Source data:
————
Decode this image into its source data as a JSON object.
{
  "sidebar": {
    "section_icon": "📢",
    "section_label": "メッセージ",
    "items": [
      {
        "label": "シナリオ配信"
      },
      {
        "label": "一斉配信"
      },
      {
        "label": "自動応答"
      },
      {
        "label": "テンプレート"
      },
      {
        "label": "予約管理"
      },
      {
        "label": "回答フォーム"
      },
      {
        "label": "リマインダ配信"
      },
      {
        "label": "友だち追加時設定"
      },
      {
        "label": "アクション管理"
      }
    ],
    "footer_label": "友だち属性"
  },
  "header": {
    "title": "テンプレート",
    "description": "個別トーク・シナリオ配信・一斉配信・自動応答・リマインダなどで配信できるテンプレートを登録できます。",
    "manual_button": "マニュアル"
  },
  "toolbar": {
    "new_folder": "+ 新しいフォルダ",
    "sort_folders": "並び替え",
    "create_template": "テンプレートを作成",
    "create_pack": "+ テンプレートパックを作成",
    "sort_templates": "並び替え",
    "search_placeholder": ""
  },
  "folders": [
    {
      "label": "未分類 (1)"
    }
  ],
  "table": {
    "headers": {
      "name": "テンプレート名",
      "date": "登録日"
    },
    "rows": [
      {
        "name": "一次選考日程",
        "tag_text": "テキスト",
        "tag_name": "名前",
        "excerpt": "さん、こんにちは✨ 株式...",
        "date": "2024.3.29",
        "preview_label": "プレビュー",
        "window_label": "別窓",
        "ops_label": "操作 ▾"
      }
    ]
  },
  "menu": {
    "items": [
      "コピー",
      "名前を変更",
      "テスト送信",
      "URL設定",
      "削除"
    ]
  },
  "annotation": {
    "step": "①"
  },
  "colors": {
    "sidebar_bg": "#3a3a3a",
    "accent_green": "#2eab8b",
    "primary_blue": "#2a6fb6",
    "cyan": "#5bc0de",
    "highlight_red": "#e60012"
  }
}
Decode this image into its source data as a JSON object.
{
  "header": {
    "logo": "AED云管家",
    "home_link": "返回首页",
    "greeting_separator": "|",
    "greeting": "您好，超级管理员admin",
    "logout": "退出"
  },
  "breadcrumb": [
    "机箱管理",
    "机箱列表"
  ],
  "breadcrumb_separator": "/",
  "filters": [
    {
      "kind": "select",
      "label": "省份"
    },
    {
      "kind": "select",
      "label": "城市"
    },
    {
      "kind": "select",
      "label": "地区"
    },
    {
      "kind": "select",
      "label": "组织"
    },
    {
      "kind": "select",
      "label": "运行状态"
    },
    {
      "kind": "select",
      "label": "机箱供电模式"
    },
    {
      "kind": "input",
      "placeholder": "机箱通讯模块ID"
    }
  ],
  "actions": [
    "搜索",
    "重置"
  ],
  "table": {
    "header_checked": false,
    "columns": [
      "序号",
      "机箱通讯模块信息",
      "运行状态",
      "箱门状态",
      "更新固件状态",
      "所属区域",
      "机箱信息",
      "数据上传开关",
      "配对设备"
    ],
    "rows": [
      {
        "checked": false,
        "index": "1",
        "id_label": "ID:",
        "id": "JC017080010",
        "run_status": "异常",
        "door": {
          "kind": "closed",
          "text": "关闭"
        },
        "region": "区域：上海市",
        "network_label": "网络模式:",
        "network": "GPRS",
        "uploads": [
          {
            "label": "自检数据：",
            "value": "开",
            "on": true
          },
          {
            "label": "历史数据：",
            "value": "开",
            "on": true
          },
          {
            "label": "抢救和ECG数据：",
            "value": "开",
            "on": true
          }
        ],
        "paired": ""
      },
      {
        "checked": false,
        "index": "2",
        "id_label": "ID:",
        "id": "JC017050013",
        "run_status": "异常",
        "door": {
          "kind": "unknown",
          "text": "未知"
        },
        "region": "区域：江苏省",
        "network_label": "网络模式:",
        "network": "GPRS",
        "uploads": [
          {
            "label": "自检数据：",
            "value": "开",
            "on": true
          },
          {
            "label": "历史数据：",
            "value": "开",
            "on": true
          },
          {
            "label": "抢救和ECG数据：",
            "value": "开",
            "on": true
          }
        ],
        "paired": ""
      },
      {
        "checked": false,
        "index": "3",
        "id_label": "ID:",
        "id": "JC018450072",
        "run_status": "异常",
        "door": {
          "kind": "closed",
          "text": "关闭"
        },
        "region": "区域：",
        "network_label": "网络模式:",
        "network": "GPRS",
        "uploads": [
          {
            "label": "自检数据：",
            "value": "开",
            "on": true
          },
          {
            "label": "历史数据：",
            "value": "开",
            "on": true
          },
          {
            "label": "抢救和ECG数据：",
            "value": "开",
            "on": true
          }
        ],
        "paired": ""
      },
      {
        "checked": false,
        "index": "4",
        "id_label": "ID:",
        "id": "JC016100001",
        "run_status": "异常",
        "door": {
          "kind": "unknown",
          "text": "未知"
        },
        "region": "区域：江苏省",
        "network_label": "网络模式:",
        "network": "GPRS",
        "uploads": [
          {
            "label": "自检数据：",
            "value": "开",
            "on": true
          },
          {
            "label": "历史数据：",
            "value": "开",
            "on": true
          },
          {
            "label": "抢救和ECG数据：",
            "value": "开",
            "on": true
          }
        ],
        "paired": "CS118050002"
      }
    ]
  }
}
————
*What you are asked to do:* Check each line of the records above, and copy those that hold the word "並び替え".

*Answer for the task:*
    "sort_folders": "並び替え",
    "sort_templates": "並び替え",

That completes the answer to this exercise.